(DATA FOR THE TASK):
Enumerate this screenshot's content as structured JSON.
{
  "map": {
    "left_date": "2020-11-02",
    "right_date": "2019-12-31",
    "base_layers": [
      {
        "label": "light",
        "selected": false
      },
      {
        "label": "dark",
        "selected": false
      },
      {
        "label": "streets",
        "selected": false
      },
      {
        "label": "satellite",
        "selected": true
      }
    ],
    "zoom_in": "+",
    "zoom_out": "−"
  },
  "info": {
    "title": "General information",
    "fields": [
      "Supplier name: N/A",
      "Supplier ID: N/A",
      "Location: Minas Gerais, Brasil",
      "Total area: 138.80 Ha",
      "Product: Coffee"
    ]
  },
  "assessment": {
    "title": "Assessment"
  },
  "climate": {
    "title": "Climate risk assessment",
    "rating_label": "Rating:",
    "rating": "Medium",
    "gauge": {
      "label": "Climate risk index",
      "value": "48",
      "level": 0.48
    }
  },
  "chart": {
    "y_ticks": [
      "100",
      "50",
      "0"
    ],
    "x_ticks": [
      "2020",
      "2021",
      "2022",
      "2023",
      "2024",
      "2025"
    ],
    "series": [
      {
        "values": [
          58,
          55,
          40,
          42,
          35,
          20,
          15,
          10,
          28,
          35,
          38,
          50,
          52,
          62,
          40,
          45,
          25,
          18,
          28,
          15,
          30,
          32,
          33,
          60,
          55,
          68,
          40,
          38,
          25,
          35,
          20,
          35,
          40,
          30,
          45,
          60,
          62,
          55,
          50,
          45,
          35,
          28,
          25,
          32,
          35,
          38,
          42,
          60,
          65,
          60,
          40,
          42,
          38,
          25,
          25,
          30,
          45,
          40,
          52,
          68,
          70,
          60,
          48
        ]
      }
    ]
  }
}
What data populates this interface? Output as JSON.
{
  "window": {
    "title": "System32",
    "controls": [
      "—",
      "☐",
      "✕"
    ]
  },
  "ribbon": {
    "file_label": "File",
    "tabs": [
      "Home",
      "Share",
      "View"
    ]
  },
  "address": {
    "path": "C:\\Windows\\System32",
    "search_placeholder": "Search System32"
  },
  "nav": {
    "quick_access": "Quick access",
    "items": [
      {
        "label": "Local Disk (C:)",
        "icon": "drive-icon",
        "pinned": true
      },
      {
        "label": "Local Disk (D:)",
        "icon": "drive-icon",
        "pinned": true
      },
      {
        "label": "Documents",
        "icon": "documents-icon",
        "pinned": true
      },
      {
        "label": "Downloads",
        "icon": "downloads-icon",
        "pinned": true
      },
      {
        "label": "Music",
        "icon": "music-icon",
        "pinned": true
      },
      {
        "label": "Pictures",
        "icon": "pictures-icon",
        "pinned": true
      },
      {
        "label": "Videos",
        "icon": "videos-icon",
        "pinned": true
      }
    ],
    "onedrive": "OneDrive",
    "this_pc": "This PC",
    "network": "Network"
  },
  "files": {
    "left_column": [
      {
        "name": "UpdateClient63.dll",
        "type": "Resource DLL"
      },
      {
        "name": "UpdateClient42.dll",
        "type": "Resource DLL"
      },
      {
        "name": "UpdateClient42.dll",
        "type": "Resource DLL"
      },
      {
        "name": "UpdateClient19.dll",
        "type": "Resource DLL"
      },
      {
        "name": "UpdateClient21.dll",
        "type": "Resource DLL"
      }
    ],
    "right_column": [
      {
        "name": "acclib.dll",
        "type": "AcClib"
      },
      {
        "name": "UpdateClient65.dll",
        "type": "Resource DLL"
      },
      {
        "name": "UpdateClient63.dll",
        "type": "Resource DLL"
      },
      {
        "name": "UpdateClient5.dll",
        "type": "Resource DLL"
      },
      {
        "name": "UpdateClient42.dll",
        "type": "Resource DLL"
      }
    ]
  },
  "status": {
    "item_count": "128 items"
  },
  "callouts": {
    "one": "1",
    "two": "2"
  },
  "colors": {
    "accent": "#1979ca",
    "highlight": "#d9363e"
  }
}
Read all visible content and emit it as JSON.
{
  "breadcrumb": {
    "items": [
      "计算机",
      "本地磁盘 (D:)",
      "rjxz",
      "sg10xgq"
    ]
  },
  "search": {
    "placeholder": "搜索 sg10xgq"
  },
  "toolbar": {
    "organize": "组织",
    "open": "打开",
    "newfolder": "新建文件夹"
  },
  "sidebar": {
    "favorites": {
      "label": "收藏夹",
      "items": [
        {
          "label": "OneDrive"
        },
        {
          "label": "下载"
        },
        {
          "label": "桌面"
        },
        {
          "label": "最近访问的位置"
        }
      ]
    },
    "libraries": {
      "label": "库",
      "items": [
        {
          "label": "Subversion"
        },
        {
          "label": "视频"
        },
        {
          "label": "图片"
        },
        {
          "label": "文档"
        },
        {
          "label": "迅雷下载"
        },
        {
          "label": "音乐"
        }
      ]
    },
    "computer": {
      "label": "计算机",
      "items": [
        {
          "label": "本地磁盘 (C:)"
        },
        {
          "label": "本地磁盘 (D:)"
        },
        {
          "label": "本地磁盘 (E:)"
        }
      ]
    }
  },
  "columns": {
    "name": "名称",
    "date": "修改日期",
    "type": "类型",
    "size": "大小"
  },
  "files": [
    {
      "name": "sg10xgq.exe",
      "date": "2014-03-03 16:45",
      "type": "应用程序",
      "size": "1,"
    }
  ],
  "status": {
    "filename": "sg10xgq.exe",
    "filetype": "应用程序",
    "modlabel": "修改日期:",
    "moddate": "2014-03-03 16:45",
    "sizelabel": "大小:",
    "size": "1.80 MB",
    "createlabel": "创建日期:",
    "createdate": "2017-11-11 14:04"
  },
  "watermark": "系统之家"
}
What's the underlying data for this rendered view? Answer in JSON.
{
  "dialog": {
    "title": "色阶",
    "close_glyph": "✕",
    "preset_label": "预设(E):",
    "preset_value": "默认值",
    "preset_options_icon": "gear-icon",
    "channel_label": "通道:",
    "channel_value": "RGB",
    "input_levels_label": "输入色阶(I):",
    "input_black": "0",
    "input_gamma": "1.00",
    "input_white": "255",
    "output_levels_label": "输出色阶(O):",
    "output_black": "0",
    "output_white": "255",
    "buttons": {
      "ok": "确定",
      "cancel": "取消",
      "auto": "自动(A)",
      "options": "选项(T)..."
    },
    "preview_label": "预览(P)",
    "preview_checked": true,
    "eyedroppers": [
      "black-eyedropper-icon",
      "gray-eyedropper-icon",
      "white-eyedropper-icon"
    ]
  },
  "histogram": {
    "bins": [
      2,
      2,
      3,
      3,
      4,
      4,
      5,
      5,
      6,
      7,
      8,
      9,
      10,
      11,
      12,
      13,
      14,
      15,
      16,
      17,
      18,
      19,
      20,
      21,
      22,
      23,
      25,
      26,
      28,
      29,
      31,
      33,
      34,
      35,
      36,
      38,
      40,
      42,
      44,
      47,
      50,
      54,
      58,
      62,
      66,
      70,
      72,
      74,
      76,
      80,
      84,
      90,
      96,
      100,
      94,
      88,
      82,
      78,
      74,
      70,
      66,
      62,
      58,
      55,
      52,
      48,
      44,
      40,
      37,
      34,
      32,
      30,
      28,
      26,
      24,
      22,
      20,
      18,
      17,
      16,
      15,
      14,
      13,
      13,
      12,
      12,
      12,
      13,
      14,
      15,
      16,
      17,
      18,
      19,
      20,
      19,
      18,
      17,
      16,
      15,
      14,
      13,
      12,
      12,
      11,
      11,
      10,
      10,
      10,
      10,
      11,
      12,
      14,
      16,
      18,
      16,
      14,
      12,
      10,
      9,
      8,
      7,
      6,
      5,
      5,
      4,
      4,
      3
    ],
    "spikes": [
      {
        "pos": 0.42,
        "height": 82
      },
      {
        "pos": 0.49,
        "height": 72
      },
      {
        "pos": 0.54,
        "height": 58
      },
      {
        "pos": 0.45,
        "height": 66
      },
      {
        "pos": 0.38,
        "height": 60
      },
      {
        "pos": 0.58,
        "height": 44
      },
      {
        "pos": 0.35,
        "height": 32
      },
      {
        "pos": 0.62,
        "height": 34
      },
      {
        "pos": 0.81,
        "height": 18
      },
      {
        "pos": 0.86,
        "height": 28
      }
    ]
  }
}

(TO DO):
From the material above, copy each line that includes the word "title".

(YOUR RESPONSE):
    "title": "General information",
    "title": "Assessment"
    "title": "Climate risk assessment",
    "title": "System32",
    "title": "色阶",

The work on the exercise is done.